BEGIN Available records

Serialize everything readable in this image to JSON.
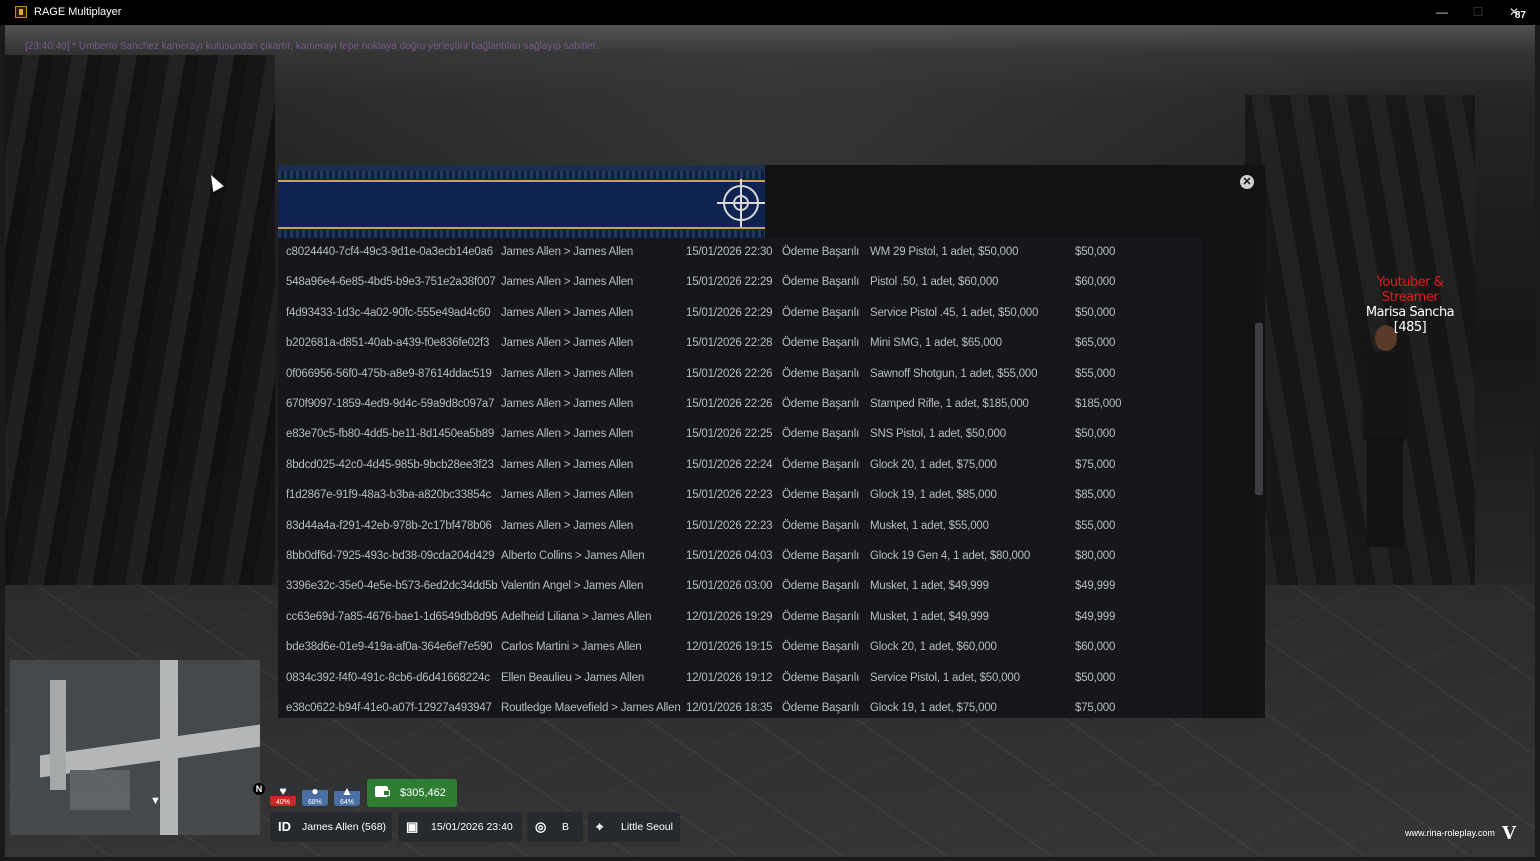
{
  "window": {
    "title": "RAGE Multiplayer",
    "fps": "87",
    "minimize": "—",
    "maximize": "☐",
    "close": "✕"
  },
  "chat": {
    "line": "[23:40:40] * Umberto Sanchez kamerayı kutusundan çıkartır, kamerayı tepe noktaya doğru yerleştirir bağlantıları sağlayıp sabitler."
  },
  "npc": {
    "role": "Youtuber & Streamer",
    "name": "Marisa Sancha [485]"
  },
  "modal": {
    "close_icon": "close-icon",
    "rows": [
      {
        "id": "c8024440-7cf4-49c3-9d1e-0a3ecb14e0a6",
        "from": "James Allen > James Allen",
        "date": "15/01/2026 22:30",
        "status": "Ödeme Başarılı",
        "item": "WM 29 Pistol, 1 adet, $50,000",
        "amount": "$50,000"
      },
      {
        "id": "548a96e4-6e85-4bd5-b9e3-751e2a38f007",
        "from": "James Allen > James Allen",
        "date": "15/01/2026 22:29",
        "status": "Ödeme Başarılı",
        "item": "Pistol .50, 1 adet, $60,000",
        "amount": "$60,000"
      },
      {
        "id": "f4d93433-1d3c-4a02-90fc-555e49ad4c60",
        "from": "James Allen > James Allen",
        "date": "15/01/2026 22:29",
        "status": "Ödeme Başarılı",
        "item": "Service Pistol .45, 1 adet, $50,000",
        "amount": "$50,000"
      },
      {
        "id": "b202681a-d851-40ab-a439-f0e836fe02f3",
        "from": "James Allen > James Allen",
        "date": "15/01/2026 22:28",
        "status": "Ödeme Başarılı",
        "item": "Mini SMG, 1 adet, $65,000",
        "amount": "$65,000"
      },
      {
        "id": "0f066956-56f0-475b-a8e9-87614ddac519",
        "from": "James Allen > James Allen",
        "date": "15/01/2026 22:26",
        "status": "Ödeme Başarılı",
        "item": "Sawnoff Shotgun, 1 adet, $55,000",
        "amount": "$55,000"
      },
      {
        "id": "670f9097-1859-4ed9-9d4c-59a9d8c097a7",
        "from": "James Allen > James Allen",
        "date": "15/01/2026 22:26",
        "status": "Ödeme Başarılı",
        "item": "Stamped Rifle, 1 adet, $185,000",
        "amount": "$185,000"
      },
      {
        "id": "e83e70c5-fb80-4dd5-be11-8d1450ea5b89",
        "from": "James Allen > James Allen",
        "date": "15/01/2026 22:25",
        "status": "Ödeme Başarılı",
        "item": "SNS Pistol, 1 adet, $50,000",
        "amount": "$50,000"
      },
      {
        "id": "8bdcd025-42c0-4d45-985b-9bcb28ee3f23",
        "from": "James Allen > James Allen",
        "date": "15/01/2026 22:24",
        "status": "Ödeme Başarılı",
        "item": "Glock 20, 1 adet, $75,000",
        "amount": "$75,000"
      },
      {
        "id": "f1d2867e-91f9-48a3-b3ba-a820bc33854c",
        "from": "James Allen > James Allen",
        "date": "15/01/2026 22:23",
        "status": "Ödeme Başarılı",
        "item": "Glock 19, 1 adet, $85,000",
        "amount": "$85,000"
      },
      {
        "id": "83d44a4a-f291-42eb-978b-2c17bf478b06",
        "from": "James Allen > James Allen",
        "date": "15/01/2026 22:23",
        "status": "Ödeme Başarılı",
        "item": "Musket, 1 adet, $55,000",
        "amount": "$55,000"
      },
      {
        "id": "8bb0df6d-7925-493c-bd38-09cda204d429",
        "from": "Alberto Collins > James Allen",
        "date": "15/01/2026 04:03",
        "status": "Ödeme Başarılı",
        "item": "Glock 19 Gen 4, 1 adet, $80,000",
        "amount": "$80,000"
      },
      {
        "id": "3396e32c-35e0-4e5e-b573-6ed2dc34dd5b",
        "from": "Valentin Angel > James Allen",
        "date": "15/01/2026 03:00",
        "status": "Ödeme Başarılı",
        "item": "Musket, 1 adet, $49,999",
        "amount": "$49,999"
      },
      {
        "id": "cc63e69d-7a85-4676-bae1-1d6549db8d95",
        "from": "Adelheid Liliana > James Allen",
        "date": "12/01/2026 19:29",
        "status": "Ödeme Başarılı",
        "item": "Musket, 1 adet, $49,999",
        "amount": "$49,999"
      },
      {
        "id": "bde38d6e-01e9-419a-af0a-364e6ef7e590",
        "from": "Carlos Martini > James Allen",
        "date": "12/01/2026 19:15",
        "status": "Ödeme Başarılı",
        "item": "Glock 20, 1 adet, $60,000",
        "amount": "$60,000"
      },
      {
        "id": "0834c392-f4f0-491c-8cb6-d6d41668224c",
        "from": "Ellen Beaulieu > James Allen",
        "date": "12/01/2026 19:12",
        "status": "Ödeme Başarılı",
        "item": "Service Pistol, 1 adet, $50,000",
        "amount": "$50,000"
      },
      {
        "id": "e38c0622-b94f-41e0-a07f-12927a493947",
        "from": "Routledge Maevefield > James Allen",
        "date": "12/01/2026 18:35",
        "status": "Ödeme Başarılı",
        "item": "Glock 19, 1 adet, $75,000",
        "amount": "$75,000"
      }
    ]
  },
  "hud": {
    "north": "N",
    "stats": [
      {
        "icon": "heart-icon",
        "glyph": "♥",
        "pct": "40%",
        "level": 0.4,
        "color": "#c62828"
      },
      {
        "icon": "food-icon",
        "glyph": "●",
        "pct": "68%",
        "level": 0.68,
        "color": "#4a6fa5"
      },
      {
        "icon": "drink-icon",
        "glyph": "▲",
        "pct": "64%",
        "level": 0.64,
        "color": "#4a6fa5"
      }
    ],
    "money": "$305,462",
    "id_label": "ID",
    "player": "James Allen (568)",
    "datetime": "15/01/2026 23:40",
    "heading": "B",
    "location": "Little Seoul"
  },
  "watermark": {
    "site": "www.rina-roleplay.com",
    "logo": "V"
  }
}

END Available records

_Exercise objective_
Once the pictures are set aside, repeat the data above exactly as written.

_Solved problem_
Serialize everything readable in this image to JSON.
{
  "window": {
    "title": "RAGE Multiplayer",
    "fps": "87",
    "minimize": "—",
    "maximize": "☐",
    "close": "✕"
  },
  "chat": {
    "line": "[23:40:40] * Umberto Sanchez kamerayı kutusundan çıkartır, kamerayı tepe noktaya doğru yerleştirir bağlantıları sağlayıp sabitler."
  },
  "npc": {
    "role": "Youtuber & Streamer",
    "name": "Marisa Sancha [485]"
  },
  "modal": {
    "close_icon": "close-icon",
    "rows": [
      {
        "id": "c8024440-7cf4-49c3-9d1e-0a3ecb14e0a6",
        "from": "James Allen > James Allen",
        "date": "15/01/2026 22:30",
        "status": "Ödeme Başarılı",
        "item": "WM 29 Pistol, 1 adet, $50,000",
        "amount": "$50,000"
      },
      {
        "id": "548a96e4-6e85-4bd5-b9e3-751e2a38f007",
        "from": "James Allen > James Allen",
        "date": "15/01/2026 22:29",
        "status": "Ödeme Başarılı",
        "item": "Pistol .50, 1 adet, $60,000",
        "amount": "$60,000"
      },
      {
        "id": "f4d93433-1d3c-4a02-90fc-555e49ad4c60",
        "from": "James Allen > James Allen",
        "date": "15/01/2026 22:29",
        "status": "Ödeme Başarılı",
        "item": "Service Pistol .45, 1 adet, $50,000",
        "amount": "$50,000"
      },
      {
        "id": "b202681a-d851-40ab-a439-f0e836fe02f3",
        "from": "James Allen > James Allen",
        "date": "15/01/2026 22:28",
        "status": "Ödeme Başarılı",
        "item": "Mini SMG, 1 adet, $65,000",
        "amount": "$65,000"
      },
      {
        "id": "0f066956-56f0-475b-a8e9-87614ddac519",
        "from": "James Allen > James Allen",
        "date": "15/01/2026 22:26",
        "status": "Ödeme Başarılı",
        "item": "Sawnoff Shotgun, 1 adet, $55,000",
        "amount": "$55,000"
      },
      {
        "id": "670f9097-1859-4ed9-9d4c-59a9d8c097a7",
        "from": "James Allen > James Allen",
        "date": "15/01/2026 22:26",
        "status": "Ödeme Başarılı",
        "item": "Stamped Rifle, 1 adet, $185,000",
        "amount": "$185,000"
      },
      {
        "id": "e83e70c5-fb80-4dd5-be11-8d1450ea5b89",
        "from": "James Allen > James Allen",
        "date": "15/01/2026 22:25",
        "status": "Ödeme Başarılı",
        "item": "SNS Pistol, 1 adet, $50,000",
        "amount": "$50,000"
      },
      {
        "id": "8bdcd025-42c0-4d45-985b-9bcb28ee3f23",
        "from": "James Allen > James Allen",
        "date": "15/01/2026 22:24",
        "status": "Ödeme Başarılı",
        "item": "Glock 20, 1 adet, $75,000",
        "amount": "$75,000"
      },
      {
        "id": "f1d2867e-91f9-48a3-b3ba-a820bc33854c",
        "from": "James Allen > James Allen",
        "date": "15/01/2026 22:23",
        "status": "Ödeme Başarılı",
        "item": "Glock 19, 1 adet, $85,000",
        "amount": "$85,000"
      },
      {
        "id": "83d44a4a-f291-42eb-978b-2c17bf478b06",
        "from": "James Allen > James Allen",
        "date": "15/01/2026 22:23",
        "status": "Ödeme Başarılı",
        "item": "Musket, 1 adet, $55,000",
        "amount": "$55,000"
      },
      {
        "id": "8bb0df6d-7925-493c-bd38-09cda204d429",
        "from": "Alberto Collins > James Allen",
        "date": "15/01/2026 04:03",
        "status": "Ödeme Başarılı",
        "item": "Glock 19 Gen 4, 1 adet, $80,000",
        "amount": "$80,000"
      },
      {
        "id": "3396e32c-35e0-4e5e-b573-6ed2dc34dd5b",
        "from": "Valentin Angel > James Allen",
        "date": "15/01/2026 03:00",
        "status": "Ödeme Başarılı",
        "item": "Musket, 1 adet, $49,999",
        "amount": "$49,999"
      },
      {
        "id": "cc63e69d-7a85-4676-bae1-1d6549db8d95",
        "from": "Adelheid Liliana > James Allen",
        "date": "12/01/2026 19:29",
        "status": "Ödeme Başarılı",
        "item": "Musket, 1 adet, $49,999",
        "amount": "$49,999"
      },
      {
        "id": "bde38d6e-01e9-419a-af0a-364e6ef7e590",
        "from": "Carlos Martini > James Allen",
        "date": "12/01/2026 19:15",
        "status": "Ödeme Başarılı",
        "item": "Glock 20, 1 adet, $60,000",
        "amount": "$60,000"
      },
      {
        "id": "0834c392-f4f0-491c-8cb6-d6d41668224c",
        "from": "Ellen Beaulieu > James Allen",
        "date": "12/01/2026 19:12",
        "status": "Ödeme Başarılı",
        "item": "Service Pistol, 1 adet, $50,000",
        "amount": "$50,000"
      },
      {
        "id": "e38c0622-b94f-41e0-a07f-12927a493947",
        "from": "Routledge Maevefield > James Allen",
        "date": "12/01/2026 18:35",
        "status": "Ödeme Başarılı",
        "item": "Glock 19, 1 adet, $75,000",
        "amount": "$75,000"
      }
    ]
  },
  "hud": {
    "north": "N",
    "stats": [
      {
        "icon": "heart-icon",
        "glyph": "♥",
        "pct": "40%",
        "level": 0.4,
        "color": "#c62828"
      },
      {
        "icon": "food-icon",
        "glyph": "●",
        "pct": "68%",
        "level": 0.68,
        "color": "#4a6fa5"
      },
      {
        "icon": "drink-icon",
        "glyph": "▲",
        "pct": "64%",
        "level": 0.64,
        "color": "#4a6fa5"
      }
    ],
    "money": "$305,462",
    "id_label": "ID",
    "player": "James Allen (568)",
    "datetime": "15/01/2026 23:40",
    "heading": "B",
    "location": "Little Seoul"
  },
  "watermark": {
    "site": "www.rina-roleplay.com",
    "logo": "V"
  }
}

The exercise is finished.